[Element data from apps and pages]
##############################

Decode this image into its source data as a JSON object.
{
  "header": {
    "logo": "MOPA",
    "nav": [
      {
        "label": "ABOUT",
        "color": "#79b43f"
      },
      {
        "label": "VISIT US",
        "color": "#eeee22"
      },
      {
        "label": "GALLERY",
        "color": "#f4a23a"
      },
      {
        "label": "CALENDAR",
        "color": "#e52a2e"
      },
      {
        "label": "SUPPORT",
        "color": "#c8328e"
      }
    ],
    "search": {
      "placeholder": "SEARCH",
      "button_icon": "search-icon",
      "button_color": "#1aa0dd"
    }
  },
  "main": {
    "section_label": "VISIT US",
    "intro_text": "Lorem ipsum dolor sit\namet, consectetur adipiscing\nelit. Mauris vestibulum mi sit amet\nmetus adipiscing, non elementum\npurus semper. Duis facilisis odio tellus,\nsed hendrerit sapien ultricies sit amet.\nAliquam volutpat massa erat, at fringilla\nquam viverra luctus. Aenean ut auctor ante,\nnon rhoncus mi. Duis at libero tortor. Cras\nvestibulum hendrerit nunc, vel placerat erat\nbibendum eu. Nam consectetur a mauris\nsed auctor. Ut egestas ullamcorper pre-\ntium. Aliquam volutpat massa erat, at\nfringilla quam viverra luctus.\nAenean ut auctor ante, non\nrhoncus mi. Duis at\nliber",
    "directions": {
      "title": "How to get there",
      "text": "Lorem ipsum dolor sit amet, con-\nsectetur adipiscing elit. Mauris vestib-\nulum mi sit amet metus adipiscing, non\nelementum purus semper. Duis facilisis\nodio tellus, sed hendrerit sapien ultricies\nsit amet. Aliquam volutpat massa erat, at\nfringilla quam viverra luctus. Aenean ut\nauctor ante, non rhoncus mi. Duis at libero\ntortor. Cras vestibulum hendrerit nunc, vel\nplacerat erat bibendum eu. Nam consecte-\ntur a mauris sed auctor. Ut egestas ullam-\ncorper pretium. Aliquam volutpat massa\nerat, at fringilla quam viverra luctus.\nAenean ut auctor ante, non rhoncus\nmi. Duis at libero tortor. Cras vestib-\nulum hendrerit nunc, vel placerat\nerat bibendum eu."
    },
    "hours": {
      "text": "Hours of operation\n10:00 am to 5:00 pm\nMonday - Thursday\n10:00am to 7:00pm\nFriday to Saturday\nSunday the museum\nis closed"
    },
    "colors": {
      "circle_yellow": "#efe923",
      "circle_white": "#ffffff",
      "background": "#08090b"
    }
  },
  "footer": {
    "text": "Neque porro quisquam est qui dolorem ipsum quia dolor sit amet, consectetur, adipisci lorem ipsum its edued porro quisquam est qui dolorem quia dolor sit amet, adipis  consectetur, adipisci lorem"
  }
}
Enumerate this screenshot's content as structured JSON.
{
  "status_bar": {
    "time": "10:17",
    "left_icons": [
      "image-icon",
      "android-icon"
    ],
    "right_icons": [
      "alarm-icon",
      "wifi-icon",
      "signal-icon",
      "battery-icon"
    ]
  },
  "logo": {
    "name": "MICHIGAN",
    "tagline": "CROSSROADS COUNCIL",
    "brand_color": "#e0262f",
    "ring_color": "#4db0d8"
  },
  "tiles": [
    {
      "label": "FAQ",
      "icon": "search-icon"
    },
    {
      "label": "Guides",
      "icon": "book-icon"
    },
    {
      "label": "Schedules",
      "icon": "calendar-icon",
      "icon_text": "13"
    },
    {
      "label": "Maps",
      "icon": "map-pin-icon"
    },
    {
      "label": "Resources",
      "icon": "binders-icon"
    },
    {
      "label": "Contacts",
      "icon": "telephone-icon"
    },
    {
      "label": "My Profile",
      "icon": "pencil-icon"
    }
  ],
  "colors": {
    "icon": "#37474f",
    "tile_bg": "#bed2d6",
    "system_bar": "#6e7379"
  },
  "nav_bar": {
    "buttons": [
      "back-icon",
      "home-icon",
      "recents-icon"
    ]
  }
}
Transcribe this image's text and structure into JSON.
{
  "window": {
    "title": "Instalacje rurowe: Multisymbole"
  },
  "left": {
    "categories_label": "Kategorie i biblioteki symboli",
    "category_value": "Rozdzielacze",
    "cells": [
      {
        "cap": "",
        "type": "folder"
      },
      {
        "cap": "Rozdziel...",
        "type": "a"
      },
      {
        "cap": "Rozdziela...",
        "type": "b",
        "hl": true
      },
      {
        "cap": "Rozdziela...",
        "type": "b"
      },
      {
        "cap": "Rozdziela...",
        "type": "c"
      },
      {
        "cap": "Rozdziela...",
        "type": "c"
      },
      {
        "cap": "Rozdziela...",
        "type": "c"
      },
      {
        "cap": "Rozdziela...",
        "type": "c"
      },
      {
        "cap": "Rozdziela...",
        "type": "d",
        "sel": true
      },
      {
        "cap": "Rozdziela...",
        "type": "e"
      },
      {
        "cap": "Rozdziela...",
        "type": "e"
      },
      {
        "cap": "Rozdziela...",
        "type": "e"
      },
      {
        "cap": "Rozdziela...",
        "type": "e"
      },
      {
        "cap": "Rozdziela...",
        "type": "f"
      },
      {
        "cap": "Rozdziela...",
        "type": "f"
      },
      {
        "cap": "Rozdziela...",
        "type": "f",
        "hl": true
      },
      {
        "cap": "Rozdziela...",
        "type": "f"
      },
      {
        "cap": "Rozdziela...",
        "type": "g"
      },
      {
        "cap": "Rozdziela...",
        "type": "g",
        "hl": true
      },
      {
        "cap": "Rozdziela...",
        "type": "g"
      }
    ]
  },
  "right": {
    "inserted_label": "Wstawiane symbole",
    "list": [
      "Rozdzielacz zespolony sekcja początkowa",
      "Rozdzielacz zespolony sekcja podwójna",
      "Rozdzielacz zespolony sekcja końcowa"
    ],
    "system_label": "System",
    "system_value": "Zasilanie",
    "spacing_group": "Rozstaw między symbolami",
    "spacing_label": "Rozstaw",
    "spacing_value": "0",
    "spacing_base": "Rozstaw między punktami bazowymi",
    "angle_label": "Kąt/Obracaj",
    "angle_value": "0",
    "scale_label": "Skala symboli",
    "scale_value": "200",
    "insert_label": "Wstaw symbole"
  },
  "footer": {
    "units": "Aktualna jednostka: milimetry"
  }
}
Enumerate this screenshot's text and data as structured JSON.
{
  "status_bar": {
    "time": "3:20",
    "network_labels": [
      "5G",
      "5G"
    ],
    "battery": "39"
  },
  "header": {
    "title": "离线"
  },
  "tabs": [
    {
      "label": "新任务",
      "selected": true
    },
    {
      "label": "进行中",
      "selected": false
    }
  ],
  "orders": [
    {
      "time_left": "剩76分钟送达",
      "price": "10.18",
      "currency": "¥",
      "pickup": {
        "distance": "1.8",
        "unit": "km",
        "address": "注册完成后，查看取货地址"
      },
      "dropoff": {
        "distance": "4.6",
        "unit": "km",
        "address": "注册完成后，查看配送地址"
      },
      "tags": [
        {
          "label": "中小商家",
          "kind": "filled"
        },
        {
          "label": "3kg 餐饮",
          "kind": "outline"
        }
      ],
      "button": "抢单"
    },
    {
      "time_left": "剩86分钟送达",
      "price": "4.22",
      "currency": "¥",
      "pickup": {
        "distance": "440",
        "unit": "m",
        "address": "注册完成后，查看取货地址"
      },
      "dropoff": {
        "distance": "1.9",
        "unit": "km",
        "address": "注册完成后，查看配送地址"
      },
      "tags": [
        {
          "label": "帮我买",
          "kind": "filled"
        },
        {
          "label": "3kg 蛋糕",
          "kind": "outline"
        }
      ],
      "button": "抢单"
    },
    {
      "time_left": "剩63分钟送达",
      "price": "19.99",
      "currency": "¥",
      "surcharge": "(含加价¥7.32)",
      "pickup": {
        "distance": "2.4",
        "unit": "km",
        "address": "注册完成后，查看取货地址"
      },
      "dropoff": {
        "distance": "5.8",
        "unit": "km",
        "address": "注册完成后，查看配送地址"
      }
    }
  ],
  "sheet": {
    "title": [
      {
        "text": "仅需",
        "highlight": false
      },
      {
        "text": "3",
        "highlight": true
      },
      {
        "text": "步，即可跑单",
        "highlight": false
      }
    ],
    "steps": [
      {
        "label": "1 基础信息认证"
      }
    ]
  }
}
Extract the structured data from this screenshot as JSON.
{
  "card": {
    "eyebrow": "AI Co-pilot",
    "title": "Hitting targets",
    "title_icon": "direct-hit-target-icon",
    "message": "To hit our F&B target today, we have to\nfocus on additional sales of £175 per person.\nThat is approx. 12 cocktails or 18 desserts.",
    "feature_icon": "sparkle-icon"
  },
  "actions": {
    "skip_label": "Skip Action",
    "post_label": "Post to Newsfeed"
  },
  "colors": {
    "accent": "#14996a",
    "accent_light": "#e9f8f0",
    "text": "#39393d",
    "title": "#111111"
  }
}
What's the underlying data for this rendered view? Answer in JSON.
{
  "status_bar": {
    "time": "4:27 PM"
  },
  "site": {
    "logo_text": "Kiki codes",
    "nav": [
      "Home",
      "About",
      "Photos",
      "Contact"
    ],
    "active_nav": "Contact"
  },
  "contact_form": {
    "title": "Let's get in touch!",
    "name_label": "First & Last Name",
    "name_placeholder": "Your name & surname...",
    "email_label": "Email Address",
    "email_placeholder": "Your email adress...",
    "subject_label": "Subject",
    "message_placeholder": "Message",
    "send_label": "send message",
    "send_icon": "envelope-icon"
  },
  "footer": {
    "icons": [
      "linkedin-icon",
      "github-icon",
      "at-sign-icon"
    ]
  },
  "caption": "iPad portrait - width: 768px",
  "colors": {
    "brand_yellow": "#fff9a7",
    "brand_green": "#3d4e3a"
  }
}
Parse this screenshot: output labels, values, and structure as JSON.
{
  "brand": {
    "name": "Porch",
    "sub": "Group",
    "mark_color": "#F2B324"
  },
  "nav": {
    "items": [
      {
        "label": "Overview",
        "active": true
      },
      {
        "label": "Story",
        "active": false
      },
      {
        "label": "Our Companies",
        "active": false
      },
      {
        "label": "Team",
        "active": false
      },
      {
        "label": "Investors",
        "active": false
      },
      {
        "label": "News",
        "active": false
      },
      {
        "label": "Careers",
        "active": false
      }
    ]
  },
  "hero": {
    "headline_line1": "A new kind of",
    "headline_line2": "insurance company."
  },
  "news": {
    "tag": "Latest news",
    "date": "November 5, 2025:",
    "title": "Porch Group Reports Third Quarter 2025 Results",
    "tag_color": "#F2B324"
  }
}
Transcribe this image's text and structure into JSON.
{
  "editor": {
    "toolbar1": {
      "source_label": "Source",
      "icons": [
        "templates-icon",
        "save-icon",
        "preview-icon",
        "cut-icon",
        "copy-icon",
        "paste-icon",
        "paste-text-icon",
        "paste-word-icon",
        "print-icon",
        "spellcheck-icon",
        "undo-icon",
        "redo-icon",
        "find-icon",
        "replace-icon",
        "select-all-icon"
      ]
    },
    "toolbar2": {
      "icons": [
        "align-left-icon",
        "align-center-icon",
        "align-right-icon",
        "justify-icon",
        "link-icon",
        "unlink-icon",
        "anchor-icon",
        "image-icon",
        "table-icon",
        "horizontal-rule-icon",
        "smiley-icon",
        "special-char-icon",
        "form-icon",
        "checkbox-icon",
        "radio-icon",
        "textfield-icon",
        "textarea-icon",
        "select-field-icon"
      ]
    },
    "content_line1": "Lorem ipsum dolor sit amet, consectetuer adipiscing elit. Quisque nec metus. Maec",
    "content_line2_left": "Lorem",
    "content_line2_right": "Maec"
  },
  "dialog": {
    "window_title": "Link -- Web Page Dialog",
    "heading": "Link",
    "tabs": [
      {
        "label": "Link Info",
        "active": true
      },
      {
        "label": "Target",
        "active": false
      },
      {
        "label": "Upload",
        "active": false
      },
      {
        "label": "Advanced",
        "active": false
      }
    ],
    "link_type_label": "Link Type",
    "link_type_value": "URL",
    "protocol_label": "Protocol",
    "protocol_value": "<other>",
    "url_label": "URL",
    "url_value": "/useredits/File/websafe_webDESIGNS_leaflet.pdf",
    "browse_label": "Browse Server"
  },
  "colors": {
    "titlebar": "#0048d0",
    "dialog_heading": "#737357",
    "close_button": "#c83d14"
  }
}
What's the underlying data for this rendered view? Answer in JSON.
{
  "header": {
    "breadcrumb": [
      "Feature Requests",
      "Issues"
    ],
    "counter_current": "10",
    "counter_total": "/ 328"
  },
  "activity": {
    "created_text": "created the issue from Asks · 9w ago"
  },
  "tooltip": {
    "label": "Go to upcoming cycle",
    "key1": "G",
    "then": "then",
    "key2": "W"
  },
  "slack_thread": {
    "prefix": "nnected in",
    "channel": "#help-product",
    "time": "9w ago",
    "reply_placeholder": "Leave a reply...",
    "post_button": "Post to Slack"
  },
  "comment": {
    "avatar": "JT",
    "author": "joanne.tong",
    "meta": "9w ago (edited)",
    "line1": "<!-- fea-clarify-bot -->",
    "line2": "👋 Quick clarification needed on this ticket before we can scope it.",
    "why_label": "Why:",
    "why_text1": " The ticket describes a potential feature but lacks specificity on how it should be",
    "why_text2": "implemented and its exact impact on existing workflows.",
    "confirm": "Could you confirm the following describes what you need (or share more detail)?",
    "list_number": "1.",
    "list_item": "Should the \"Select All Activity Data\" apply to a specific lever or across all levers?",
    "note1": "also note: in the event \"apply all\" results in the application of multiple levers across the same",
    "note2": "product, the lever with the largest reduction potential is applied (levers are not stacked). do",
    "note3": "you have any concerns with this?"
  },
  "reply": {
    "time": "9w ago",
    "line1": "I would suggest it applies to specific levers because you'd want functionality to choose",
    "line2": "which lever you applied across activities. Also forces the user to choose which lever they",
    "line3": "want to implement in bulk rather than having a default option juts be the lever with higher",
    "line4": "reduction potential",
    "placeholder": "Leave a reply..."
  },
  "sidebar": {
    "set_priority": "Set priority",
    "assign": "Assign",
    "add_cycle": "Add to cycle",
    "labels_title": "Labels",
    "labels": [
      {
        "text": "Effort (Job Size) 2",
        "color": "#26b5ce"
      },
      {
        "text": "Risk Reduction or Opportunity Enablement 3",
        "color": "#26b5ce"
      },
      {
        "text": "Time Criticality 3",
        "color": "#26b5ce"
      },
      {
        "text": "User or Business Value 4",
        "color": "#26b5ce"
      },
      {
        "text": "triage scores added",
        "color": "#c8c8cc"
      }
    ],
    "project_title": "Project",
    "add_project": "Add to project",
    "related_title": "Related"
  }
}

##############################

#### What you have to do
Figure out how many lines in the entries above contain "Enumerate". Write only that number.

#### Written answer
2